This licence allows you to search for and collect fossicking materials for recreational, tourist and educational purposes only.
This guide explains what tools you are allowed to use and where you can fossick. It also explains your responsibilities under fossicking legislation in regards to safety, hygiene and behaviour.
If you have any questions about fossicking, contact the local mining office.
You can receive an on-the-spot fine or be prosecuted if you breach the provisions of your fossicking licence.
Stay safe while fossicking by observing the following principles.
Provided you have a fossicking licence and the written permission of the landowner, you may fossick on most land throughout the state.
However, fossicking is not permitted in:
If in doubt, check with the local mining registrar.
No permission is required to fossick on unoccupied land, unless there has been a determination of native title.
No special permission is required to fossick on road reserves, but fossickers may only collect and not dig.
You need the landholder's written permission to fossick on private land, except in areas where the landholder has given a general permission to the mining registrar allowing fossicking and camping (see below). If more than one landholder is involved, all must give permission.
The landholder's permission must be endorsed on or attached to your fossicking licence. The landholder may impose conditions for access, including the payment of fees. Landholders may withdraw permission at any time provided adequate notice is given to remove equipment.
In some areas, landholders have given general permission for fossicking and camping on specific areas of their properties. Fossickers do not require the landholder’s permission to fossick in these areas but must abide by any conditions of access and may be required to pay a fee.

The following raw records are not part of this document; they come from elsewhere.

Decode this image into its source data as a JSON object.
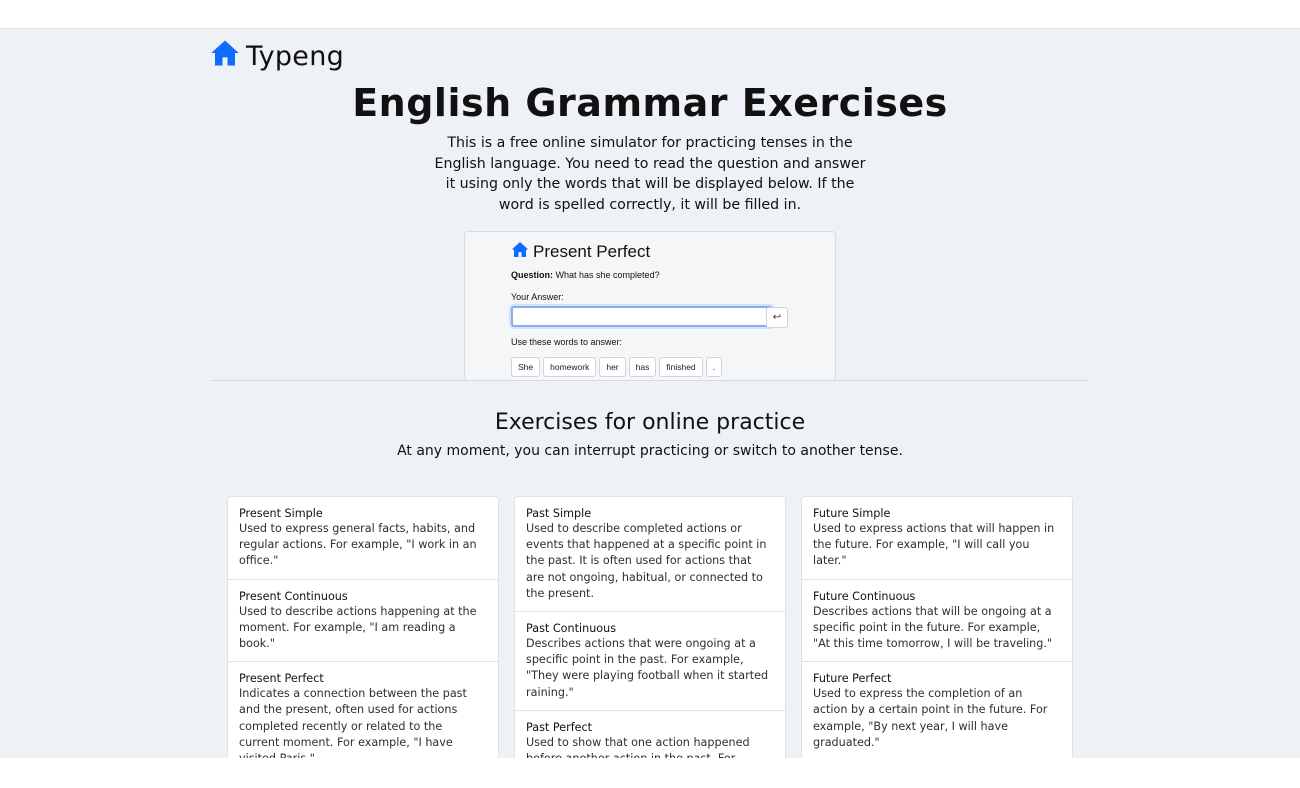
{
  "brand": {
    "name": "Typeng",
    "icon": "house-icon",
    "color": "#0d6efd"
  },
  "hero": {
    "title": "English Grammar Exercises",
    "description": "This is a free online simulator for practicing tenses in the English language. You need to read the question and answer it using only the words that will be displayed below. If the word is spelled correctly, it will be filled in."
  },
  "preview": {
    "title": "Present Perfect",
    "question_label": "Question:",
    "question_text": "What has she completed?",
    "answer_label": "Your Answer:",
    "answer_value": "",
    "enter_symbol": "↩",
    "hint": "Use these words to answer:",
    "words": [
      "She",
      "homework",
      "her",
      "has",
      "finished",
      "."
    ]
  },
  "exercises": {
    "title": "Exercises for online practice",
    "subtitle": "At any moment, you can interrupt practicing or switch to another tense.",
    "columns": [
      [
        {
          "title": "Present Simple",
          "desc": "Used to express general facts, habits, and regular actions. For example, \"I work in an office.\""
        },
        {
          "title": "Present Continuous",
          "desc": "Used to describe actions happening at the moment. For example, \"I am reading a book.\""
        },
        {
          "title": "Present Perfect",
          "desc": "Indicates a connection between the past and the present, often used for actions completed recently or related to the current moment. For example, \"I have visited Paris.\""
        }
      ],
      [
        {
          "title": "Past Simple",
          "desc": "Used to describe completed actions or events that happened at a specific point in the past. It is often used for actions that are not ongoing, habitual, or connected to the present."
        },
        {
          "title": "Past Continuous",
          "desc": "Describes actions that were ongoing at a specific point in the past. For example, \"They were playing football when it started raining.\""
        },
        {
          "title": "Past Perfect",
          "desc": "Used to show that one action happened before another action in the past. For example, \"She had left before I arrived.\""
        }
      ],
      [
        {
          "title": "Future Simple",
          "desc": "Used to express actions that will happen in the future. For example, \"I will call you later.\""
        },
        {
          "title": "Future Continuous",
          "desc": "Describes actions that will be ongoing at a specific point in the future. For example, \"At this time tomorrow, I will be traveling.\""
        },
        {
          "title": "Future Perfect",
          "desc": "Used to express the completion of an action by a certain point in the future. For example, \"By next year, I will have graduated.\""
        }
      ]
    ]
  }
}
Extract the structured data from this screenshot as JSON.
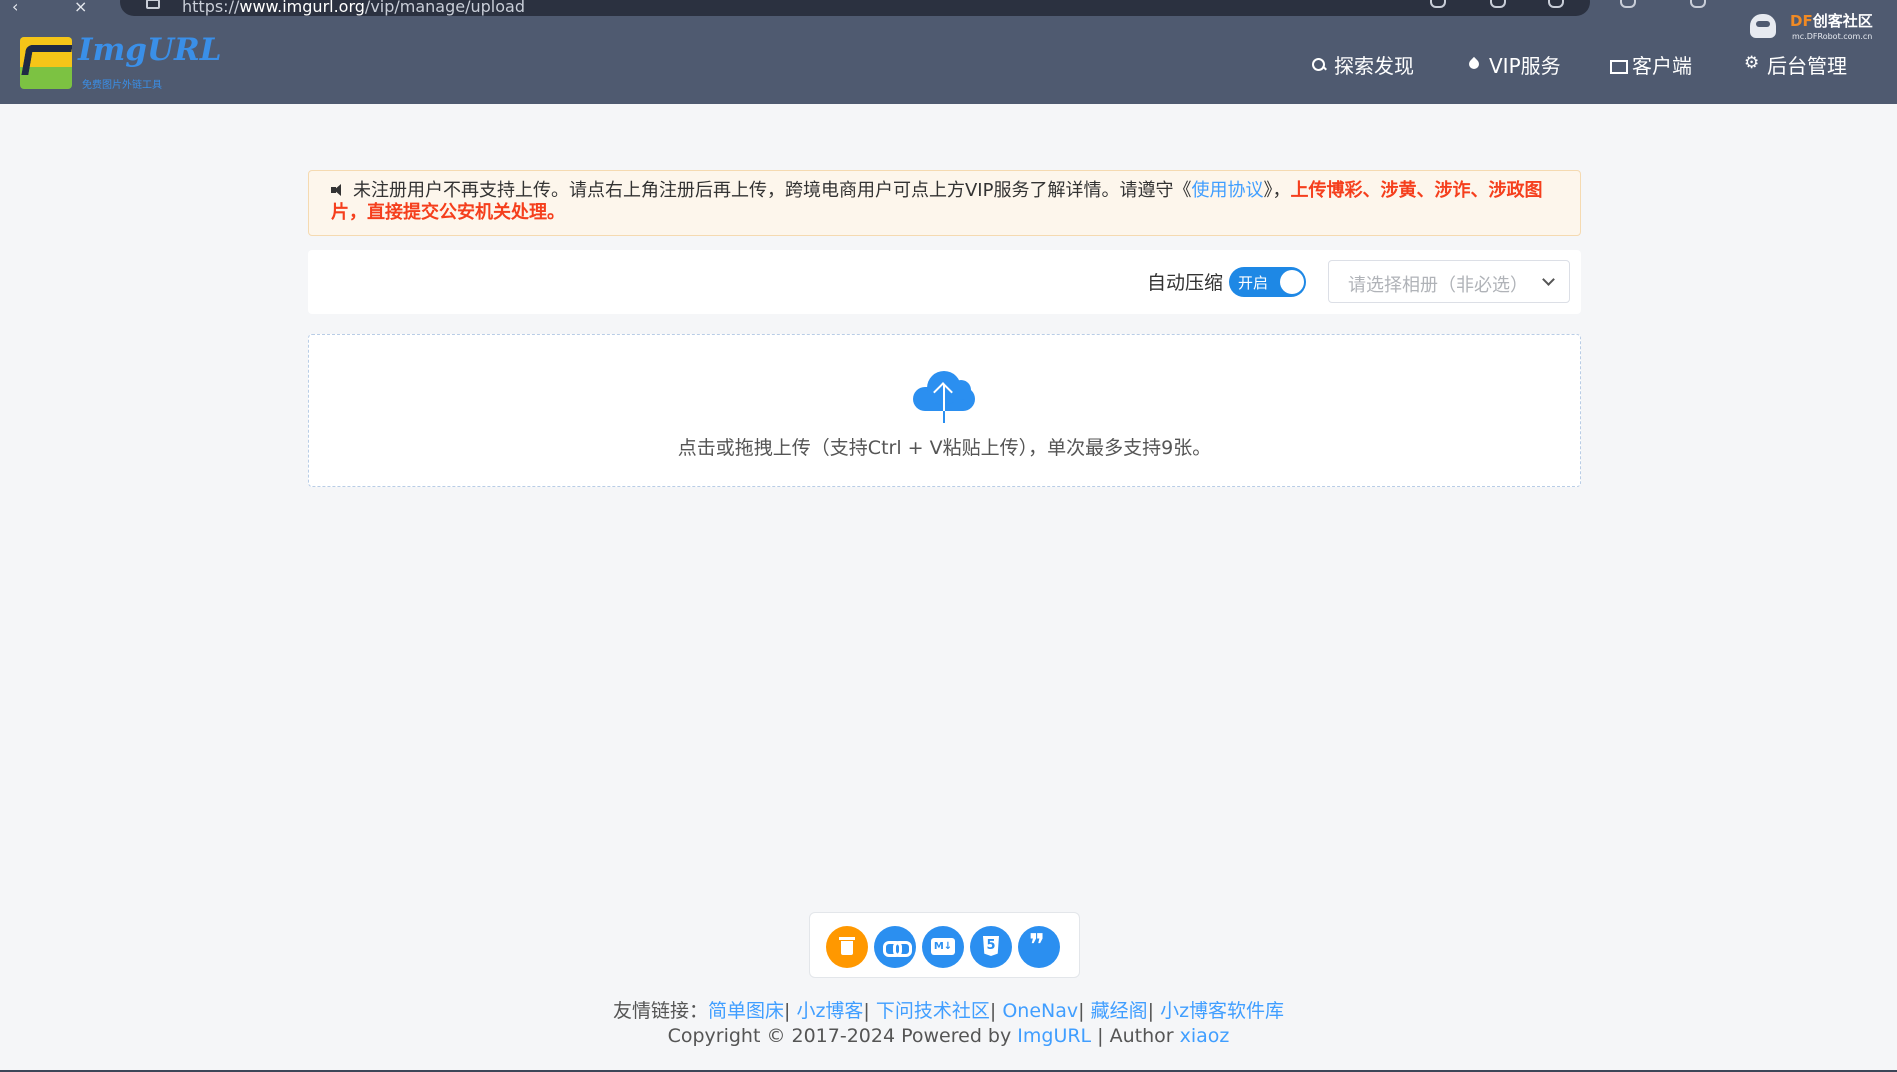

These areas have been established by the government in cooperation with local governments and landholders. They are signposted and publicised as part of a statewide network to assist the tourism industry. Commercial mining tenures are allowed in fossicking lands but not in fossicking areas.
Other than a fossicking licence, no special permissions or fees apply. Fossickers must not enter any areas held under mining leases and claims without the permission of the lease or claim holder.
The Fossicking Act 1994 and associated regulations contain requirements for fossickers to maintain safety, hygiene and a high standard of behaviour during their visits.
Landholders should contact the local mining registrar if unacceptable activities occur.
Infringement notices (on-the-spot fines) and prosecutions may be used to enforce the provisions of the legislation. Breaches may also result in cancellation of licences.
These responsibilities apply to all fossicking areas.
When fossicking, you must not:
On leaving a site:
Within watercourses, you must not:
On leaving, refill all excavations and place excess material so as to minimise disturbance to the channel and significant streamflows.
Within designated fossicking lands and areas you must not:
On leaving a site, you must make all excavations safe for future fossickers, stock and landholders if necessary, as instructed by the authorised officers.
Fossickers must comply with any special conditions of access.
Your fossicking licence allows you to search for and collect fossicking materials using hand tools and for recreational, tourist and educational purposes only.
Hand tools such as picks, shovels, hammers, sieves, shakers, electronic detectors and other similar tools can be used. No machinery is permitted.
You can collect from the surface or by digging, but you are not permitted to dig below 2m of the natural ground surface of land or below 0.5m in streams. Overhangs and tunnels are not allowed.
On road reserves, no digging is permitted but collection from existing exposures is allowed.
You can collect gemstones, ornamental stones, mineral specimens, alluvial gold (including nuggets) and some fossil specimens, but not meteorites and fossils of vertebrate animals.
You can sell the occasional ‘lucky find’ of a gemstone or sell and trade to hobbyists or through fairs and exhibitions. However, repeated removal for sale through shops or businesses, or as part of making a living, is considered commercial, and requires tenure under the Mineral Resources Act 1989.
Royalties are payable on fossicking materials that are the property of the Crown, but threshold exemptions of $100,000 mean that generally most fossickers are not liable.
Fossicking rules and responsibilities, 28 May 2018, [https://www.qld.gov.au/recreation/activities/areas-facilities/fossicking/rules]
This document is uncontrolled when printed. Before using the information in this document you should verify the current content on https://www.qld.gov.au/recreation/activities/areas-facilities/fossicking/rules.